This fusion is shown off best on the central piece of the album, the three-part The Long Road, which begins in Part 1: One Last Fire with pure bluegrass and reintroduces the black metal in Part 2: Capricious Miles. It's a wonderful song, a melodic black metal spine welded to post-metal elements content to weave a meandering, Agalloch-y path at its own pace, a laid-back feeling continuing into Part 3: The Sigh of Summer. As far as reflecting his surroundings in his music, it's easy to hear how at ease Lunn is now, the political anger replaced with something far more joyous – even though the black metal gnarliness remains in tracks like In Silence and adds up to a truly epic vibe at moments, such as Where Mountains Pierce the Sky. One place that definitely isn't is the acoustic, clean-sung Norwegian Nights, which feels more like something from Porcupine Tree than the Panopticon of Social Disservices. Yet that Lunn is so at ease throwing something like that onto an album speaks volumes; it's surprising to remember that Roads to the North is his fifth full-length since 2007. He's certainly become more professional with time, I haven't noticed any of the amateur feel commented on elsewhere – the soloing especially is downright technical at times. Ironically, Lunn finding peace seems to have made for a great black metal album.

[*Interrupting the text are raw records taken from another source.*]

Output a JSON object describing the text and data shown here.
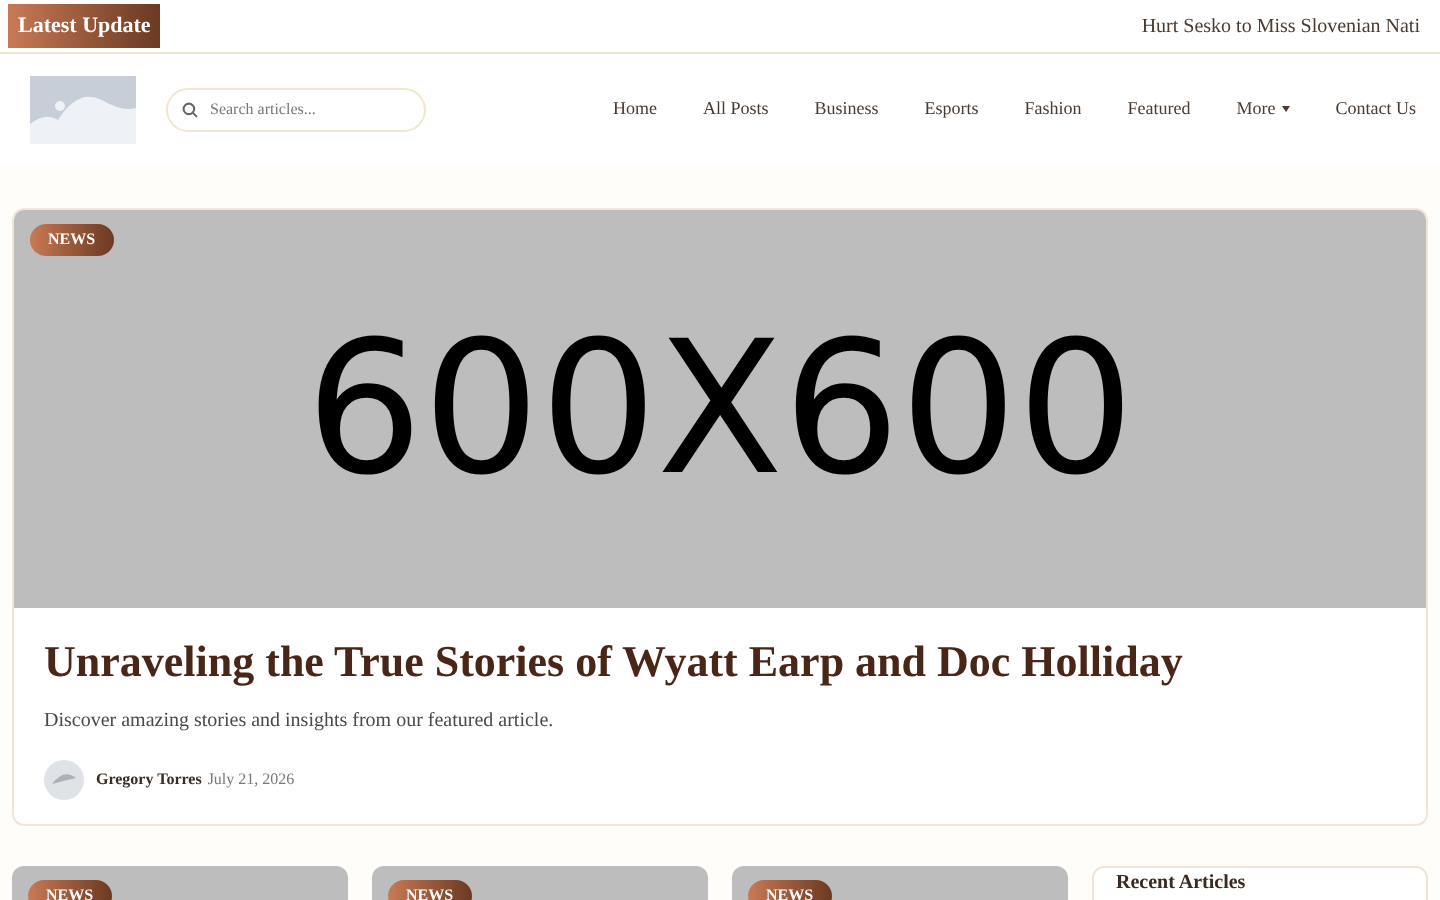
{
  "ticker": {
    "label": "Latest Update",
    "headline": "Hurt Sesko to Miss Slovenian Nati"
  },
  "search": {
    "placeholder": "Search articles..."
  },
  "nav": [
    {
      "label": "Home",
      "kind": "link"
    },
    {
      "label": "All Posts",
      "kind": "link"
    },
    {
      "label": "Business",
      "kind": "link"
    },
    {
      "label": "Esports",
      "kind": "link"
    },
    {
      "label": "Fashion",
      "kind": "link"
    },
    {
      "label": "Featured",
      "kind": "link"
    },
    {
      "label": "More",
      "kind": "dropdown"
    },
    {
      "label": "Contact Us",
      "kind": "link"
    }
  ],
  "featured": {
    "badge": "NEWS",
    "image_label": "600X600",
    "title": "Unraveling the True Stories of Wyatt Earp and Doc Holliday",
    "description": "Discover amazing stories and insights from our featured article.",
    "author": "Gregory Torres",
    "date": "July 21, 2026"
  },
  "cards": [
    {
      "badge": "NEWS"
    },
    {
      "badge": "NEWS"
    },
    {
      "badge": "NEWS"
    }
  ],
  "sidebar": {
    "title": "Recent Articles"
  }
}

Killing Songs :
The Echoes of a Disharmonic Evensong, Where Mountains Pierce the Sky, The Long Road, Chase the Grain
Goat quoted 84 / 100
Other albums by Panopticon that we have reviewed:
Panopticon - Autumn Eternal reviewed by Goat and quoted 90 / 100
Panopticon - Kentucky reviewed by Koeppe and quoted 75 / 100
Panopticon - Collapse reviewed by Charles and quoted 80 / 100
0 readers voted
Average:
 0
You did not vote yet.
Vote now

There are 2 replies to this review. Last one on Thu Sep 04, 2014 5:04 pm
View and Post comments